** MATERIAL PROVIDED follows **

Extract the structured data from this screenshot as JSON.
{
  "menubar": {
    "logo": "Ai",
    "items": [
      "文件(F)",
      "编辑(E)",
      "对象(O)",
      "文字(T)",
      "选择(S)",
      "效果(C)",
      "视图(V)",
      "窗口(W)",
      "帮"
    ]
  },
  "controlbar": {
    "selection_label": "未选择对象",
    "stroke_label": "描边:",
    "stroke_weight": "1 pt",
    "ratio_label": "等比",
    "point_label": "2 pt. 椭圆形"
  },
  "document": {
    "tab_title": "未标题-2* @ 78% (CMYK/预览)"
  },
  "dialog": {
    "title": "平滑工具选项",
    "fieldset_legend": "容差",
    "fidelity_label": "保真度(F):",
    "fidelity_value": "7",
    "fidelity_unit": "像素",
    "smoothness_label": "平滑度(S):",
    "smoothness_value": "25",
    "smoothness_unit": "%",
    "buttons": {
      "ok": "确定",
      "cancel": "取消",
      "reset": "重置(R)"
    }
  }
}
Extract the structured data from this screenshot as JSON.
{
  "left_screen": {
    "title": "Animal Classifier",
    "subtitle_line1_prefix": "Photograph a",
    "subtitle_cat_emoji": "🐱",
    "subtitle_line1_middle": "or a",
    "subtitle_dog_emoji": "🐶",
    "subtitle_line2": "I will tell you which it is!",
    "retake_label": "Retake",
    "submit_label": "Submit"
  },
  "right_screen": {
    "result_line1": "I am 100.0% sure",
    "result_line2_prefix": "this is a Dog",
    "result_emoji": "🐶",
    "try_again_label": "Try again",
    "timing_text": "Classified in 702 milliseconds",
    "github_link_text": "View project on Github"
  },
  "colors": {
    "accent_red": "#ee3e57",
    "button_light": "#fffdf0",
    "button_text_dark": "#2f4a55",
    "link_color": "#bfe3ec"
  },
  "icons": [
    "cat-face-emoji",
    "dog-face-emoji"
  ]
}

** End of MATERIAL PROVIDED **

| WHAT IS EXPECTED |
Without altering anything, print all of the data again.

| REPLY |
Extract the structured data from this screenshot as JSON.
{
  "menubar": {
    "logo": "Ai",
    "items": [
      "文件(F)",
      "编辑(E)",
      "对象(O)",
      "文字(T)",
      "选择(S)",
      "效果(C)",
      "视图(V)",
      "窗口(W)",
      "帮"
    ]
  },
  "controlbar": {
    "selection_label": "未选择对象",
    "stroke_label": "描边:",
    "stroke_weight": "1 pt",
    "ratio_label": "等比",
    "point_label": "2 pt. 椭圆形"
  },
  "document": {
    "tab_title": "未标题-2* @ 78% (CMYK/预览)"
  },
  "dialog": {
    "title": "平滑工具选项",
    "fieldset_legend": "容差",
    "fidelity_label": "保真度(F):",
    "fidelity_value": "7",
    "fidelity_unit": "像素",
    "smoothness_label": "平滑度(S):",
    "smoothness_value": "25",
    "smoothness_unit": "%",
    "buttons": {
      "ok": "确定",
      "cancel": "取消",
      "reset": "重置(R)"
    }
  }
}
Extract the structured data from this screenshot as JSON.
{
  "left_screen": {
    "title": "Animal Classifier",
    "subtitle_line1_prefix": "Photograph a",
    "subtitle_cat_emoji": "🐱",
    "subtitle_line1_middle": "or a",
    "subtitle_dog_emoji": "🐶",
    "subtitle_line2": "I will tell you which it is!",
    "retake_label": "Retake",
    "submit_label": "Submit"
  },
  "right_screen": {
    "result_line1": "I am 100.0% sure",
    "result_line2_prefix": "this is a Dog",
    "result_emoji": "🐶",
    "try_again_label": "Try again",
    "timing_text": "Classified in 702 milliseconds",
    "github_link_text": "View project on Github"
  },
  "colors": {
    "accent_red": "#ee3e57",
    "button_light": "#fffdf0",
    "button_text_dark": "#2f4a55",
    "link_color": "#bfe3ec"
  },
  "icons": [
    "cat-face-emoji",
    "dog-face-emoji"
  ]
}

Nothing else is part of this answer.